reasonable firmness with the characteristics of persons likely to
be in the vicinity, or

(b)10it may cause such persons to suffer serious unease, alarm or
distress.

(2B)In considering for the purposes of subsection (1)(ab)(ii) whether the
noise generated by persons taking part in a public procession may have
a significant impact on persons in the vicinity of the procession, the
15senior police officer must have regard to—

(a)the likely number of persons of the kind mentioned in
paragraph (a) of subsection (2A) who may experience an impact
of the kind mentioned in paragraph (a) or (b) that subsection,

(b)the likely duration of that impact on such persons, and

(c)20the likely intensity of that impact on such persons.”

(4)After subsection (11) insert—

(12)The Secretary of State may by regulations make provision about the
meaning for the purposes of this section of—

(a)serious disruption to the activities of an organisation which are
25carried on in the vicinity of a public procession, or

(b)serious disruption to the life of the community.

(13)Regulations under subsection (12) may, in particular—

(a)define any aspect of an expression mentioned in subsection
(12)(a) or (b) for the purposes of this section;

(b)30give examples of cases in which a public procession is or is not
to be treated as resulting in—

(i)serious disruption to the activities of an organisation
which are carried on in the vicinity of the procession, or

(ii)serious disruption to the life of the community.

(14)35Regulations under subsection (12)—

(a)are to be made by statutory instrument;

(b)may apply only in relation to public processions in England and
Wales;

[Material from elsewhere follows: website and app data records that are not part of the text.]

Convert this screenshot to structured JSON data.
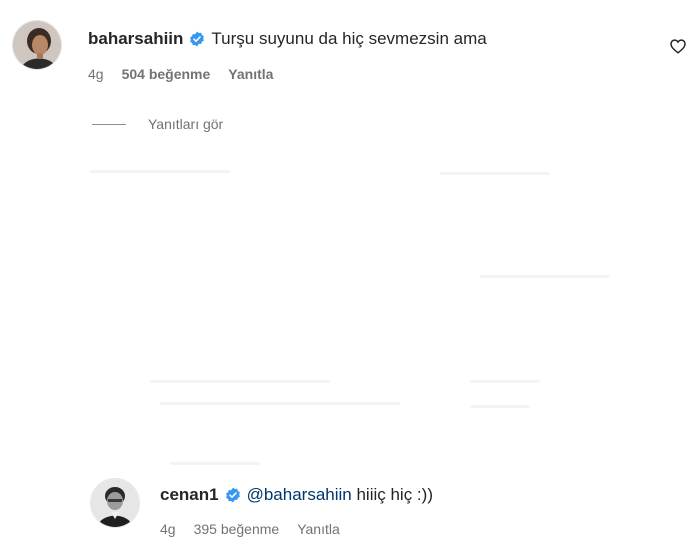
{
  "comments": [
    {
      "username": "baharsahiin",
      "text": "Turşu suyunu da hiç sevmezsin ama",
      "age": "4g",
      "likes": "504 beğenme",
      "reply_label": "Yanıtla"
    },
    {
      "username": "cenan1",
      "mention": "@baharsahiin",
      "text": " hiiiç hiç :))",
      "age": "4g",
      "likes": "395 beğenme",
      "reply_label": "Yanıtla"
    }
  ],
  "view_replies_label": "Yanıtları gör",
  "colors": {
    "verified": "#3897f0",
    "mention": "#00376b",
    "meta": "#737373"
  },
  "icons": [
    "verified-badge-icon",
    "heart-icon"
  ]
}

(c)may make incidental, supplementary, consequential,
40transitional, transitory or saving provision.

(15)A statutory instrument containing regulations under subsection (12)
may not be made unless a draft of the instrument has been laid before
and approved by a resolution of each House of Parliament.”